Colored Glass
The building’s facade is enlivened by the Janney trademark of multicolored glass forms that he designed as part of the building’s facade. During the day, these transparent colored forms allow the sunlight to “paint” the building surfaces. At night, the colored forms are enhanced by a series of low-energy LED fixtures. This work is an extension of Janney’s exploration into the “hidden music” inherent in within the building’s architecture, from highlighting the rhythmic pattern of the glass façade to the movement of pedestrians throughout the elevator tower.

Interactive Sound
Central to “Parking in Color” is a score of environmental sounds indigenous to the Ft. Worth region. As part of the 10–story elevator tower, it is heard through individual audio speakers on each floor and in the elevator cabs. Each time a person enters the elevator tower, he is serenaded by an ever-changing “soundscape” of Fort Worth—including melodic instruments mixed with environmental sounds indigenous the to the area—from crickets, birds, animals to sounds of the prairie and the stock show. Once inside the elevator, a person continues to hear the score with slight pitch variation depending on the floor. When the elevator arrives at the ground floor, the doors open to a unique bell-tree chime. Rarely do the same eco-sounds repeat within a single timeframe, making this space an ever-changing refreshing experience.
At the outset of the project, the Mayor asked Janney to create a special building that would embody the future expansion of downtown Ft. Worth but also speak to its rich history. In reply,
Janney began with the great legacy of Art Deco design within the city, “Cowtown Moderne.”
He then mixed some of these historical cues with Art Deco’s early interest in colored glass
(LaLique, Daum) and its “hi-speed” forms. Using some of the latest building technologies and passing certain concepts through a “21st-century strainer” of his own vision, he created this unique icon for the city of Fort Worth.

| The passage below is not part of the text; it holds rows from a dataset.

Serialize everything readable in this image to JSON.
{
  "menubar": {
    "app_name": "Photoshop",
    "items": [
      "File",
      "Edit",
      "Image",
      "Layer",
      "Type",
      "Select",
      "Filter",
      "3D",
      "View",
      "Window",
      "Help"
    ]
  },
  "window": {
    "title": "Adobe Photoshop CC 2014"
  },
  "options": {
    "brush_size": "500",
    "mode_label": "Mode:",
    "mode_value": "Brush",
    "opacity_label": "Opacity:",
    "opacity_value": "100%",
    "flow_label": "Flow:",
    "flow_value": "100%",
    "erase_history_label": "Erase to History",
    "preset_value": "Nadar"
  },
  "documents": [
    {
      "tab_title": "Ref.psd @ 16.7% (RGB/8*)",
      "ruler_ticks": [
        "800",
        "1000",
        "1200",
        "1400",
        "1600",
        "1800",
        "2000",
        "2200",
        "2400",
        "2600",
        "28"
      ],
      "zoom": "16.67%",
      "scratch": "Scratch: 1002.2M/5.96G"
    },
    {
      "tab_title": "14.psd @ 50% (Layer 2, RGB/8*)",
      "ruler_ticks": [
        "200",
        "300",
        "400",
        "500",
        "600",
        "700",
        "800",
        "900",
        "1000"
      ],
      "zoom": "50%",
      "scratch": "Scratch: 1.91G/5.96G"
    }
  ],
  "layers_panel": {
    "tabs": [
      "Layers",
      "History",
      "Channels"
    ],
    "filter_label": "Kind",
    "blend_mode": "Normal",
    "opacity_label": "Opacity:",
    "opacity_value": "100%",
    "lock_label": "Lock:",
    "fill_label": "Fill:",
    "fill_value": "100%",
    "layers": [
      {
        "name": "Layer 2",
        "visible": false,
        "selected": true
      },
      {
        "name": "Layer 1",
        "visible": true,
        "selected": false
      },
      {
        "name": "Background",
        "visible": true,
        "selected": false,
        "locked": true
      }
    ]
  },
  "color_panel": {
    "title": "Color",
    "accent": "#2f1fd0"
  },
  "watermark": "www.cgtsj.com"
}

Creative Team
Christopher Janney, Artistic Director, PhenomenArts, Inc.
Brent Byers, Project Architect, Jacobs Facilities, Inc.
Mark Wong, Software Director, PhenomenArts, Inc.
Bill Codington, Hardware Director, Codington SFX
Justin Keith, Construction Foreman, PhenomenArts, Inc
Joy McLaughlin, Project Manager, PhenomenArts, Inc.

Principle Materials/Equipment

Colored Glass
Solutia’s Vanceva Color Interlayer System

Interactive Sound Hardware
Intel Apple Mac Pro 2.66
3 Motu 2048 w/Behringer ADA 8000 via Lightpipe
30 Audio Channels:
4 Crown CST 8200 Amplifiers
30 JBL Control 23 Speakers

Elevator/MIDI Custom Interface
Designed to PhenomenArts, Inc. specifications by Codington SFX

Software
Custom design using Cycling ’74 MAX 5.0

Lighting
100’ LED T-8 Tube Lighting, LED Liquidators
37 Philips Color Kinetics Color Blast